__Dataset rows describing interfaces__

# # #

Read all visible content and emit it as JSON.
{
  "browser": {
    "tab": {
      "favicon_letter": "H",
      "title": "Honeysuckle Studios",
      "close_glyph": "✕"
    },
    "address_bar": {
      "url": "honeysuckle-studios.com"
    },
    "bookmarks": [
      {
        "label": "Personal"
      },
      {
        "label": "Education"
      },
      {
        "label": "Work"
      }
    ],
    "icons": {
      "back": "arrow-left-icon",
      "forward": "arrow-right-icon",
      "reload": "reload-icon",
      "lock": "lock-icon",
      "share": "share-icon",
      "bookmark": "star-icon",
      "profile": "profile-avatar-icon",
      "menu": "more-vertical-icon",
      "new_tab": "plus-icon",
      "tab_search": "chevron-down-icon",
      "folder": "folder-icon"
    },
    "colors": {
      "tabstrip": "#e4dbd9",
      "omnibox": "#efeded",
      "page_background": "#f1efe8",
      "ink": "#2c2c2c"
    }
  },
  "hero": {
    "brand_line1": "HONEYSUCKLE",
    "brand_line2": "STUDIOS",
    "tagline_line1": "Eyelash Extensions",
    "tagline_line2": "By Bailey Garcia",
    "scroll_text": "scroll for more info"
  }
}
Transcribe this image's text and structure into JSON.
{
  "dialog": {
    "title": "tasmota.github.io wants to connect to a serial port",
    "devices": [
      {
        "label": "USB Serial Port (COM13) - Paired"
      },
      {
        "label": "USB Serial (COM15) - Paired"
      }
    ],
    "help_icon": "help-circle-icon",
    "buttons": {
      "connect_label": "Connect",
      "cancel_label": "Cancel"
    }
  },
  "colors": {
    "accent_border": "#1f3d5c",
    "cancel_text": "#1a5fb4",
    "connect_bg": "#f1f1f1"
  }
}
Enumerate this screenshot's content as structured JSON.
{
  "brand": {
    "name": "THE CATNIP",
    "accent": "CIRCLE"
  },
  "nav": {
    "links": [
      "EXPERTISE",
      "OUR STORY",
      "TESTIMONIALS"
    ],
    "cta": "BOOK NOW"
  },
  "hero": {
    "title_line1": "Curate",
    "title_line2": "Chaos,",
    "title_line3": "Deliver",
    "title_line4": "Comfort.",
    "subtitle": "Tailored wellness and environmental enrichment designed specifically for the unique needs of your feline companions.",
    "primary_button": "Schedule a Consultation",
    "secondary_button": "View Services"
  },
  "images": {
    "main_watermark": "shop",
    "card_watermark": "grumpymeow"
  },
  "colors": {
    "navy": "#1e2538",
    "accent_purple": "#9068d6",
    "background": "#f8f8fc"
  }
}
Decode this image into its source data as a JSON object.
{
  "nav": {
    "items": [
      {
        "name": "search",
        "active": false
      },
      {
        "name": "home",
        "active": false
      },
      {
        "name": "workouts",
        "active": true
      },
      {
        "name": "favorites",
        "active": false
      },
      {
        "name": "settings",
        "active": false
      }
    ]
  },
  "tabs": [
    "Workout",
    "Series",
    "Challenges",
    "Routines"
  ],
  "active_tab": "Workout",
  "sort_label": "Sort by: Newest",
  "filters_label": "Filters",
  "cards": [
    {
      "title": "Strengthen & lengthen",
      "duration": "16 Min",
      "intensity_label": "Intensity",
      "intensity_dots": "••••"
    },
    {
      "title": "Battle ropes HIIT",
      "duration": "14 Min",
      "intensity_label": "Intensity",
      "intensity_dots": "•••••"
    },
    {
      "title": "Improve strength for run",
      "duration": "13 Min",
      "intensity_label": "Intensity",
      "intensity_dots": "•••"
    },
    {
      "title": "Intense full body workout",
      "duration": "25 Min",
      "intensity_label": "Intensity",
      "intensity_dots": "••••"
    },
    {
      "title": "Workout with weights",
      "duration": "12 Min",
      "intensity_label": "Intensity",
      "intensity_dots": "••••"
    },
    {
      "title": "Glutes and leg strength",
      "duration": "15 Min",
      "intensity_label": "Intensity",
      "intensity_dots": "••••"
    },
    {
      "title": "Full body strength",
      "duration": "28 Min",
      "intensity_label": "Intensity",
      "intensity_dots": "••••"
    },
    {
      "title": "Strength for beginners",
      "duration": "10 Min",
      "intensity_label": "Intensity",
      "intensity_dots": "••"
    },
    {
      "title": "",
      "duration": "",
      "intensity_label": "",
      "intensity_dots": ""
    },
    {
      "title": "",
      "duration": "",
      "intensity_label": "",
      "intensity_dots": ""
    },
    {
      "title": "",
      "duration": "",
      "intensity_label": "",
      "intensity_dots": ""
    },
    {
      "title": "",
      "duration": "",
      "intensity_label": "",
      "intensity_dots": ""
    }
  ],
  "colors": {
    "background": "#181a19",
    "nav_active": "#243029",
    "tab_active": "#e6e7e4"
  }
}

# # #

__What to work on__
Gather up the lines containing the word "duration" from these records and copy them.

__Your response__
      "duration": "16 Min",
      "duration": "14 Min",
      "duration": "13 Min",
      "duration": "25 Min",
      "duration": "12 Min",
      "duration": "15 Min",
      "duration": "28 Min",
      "duration": "10 Min",
      "duration": "",
      "duration": "",
      "duration": "",
      "duration": "",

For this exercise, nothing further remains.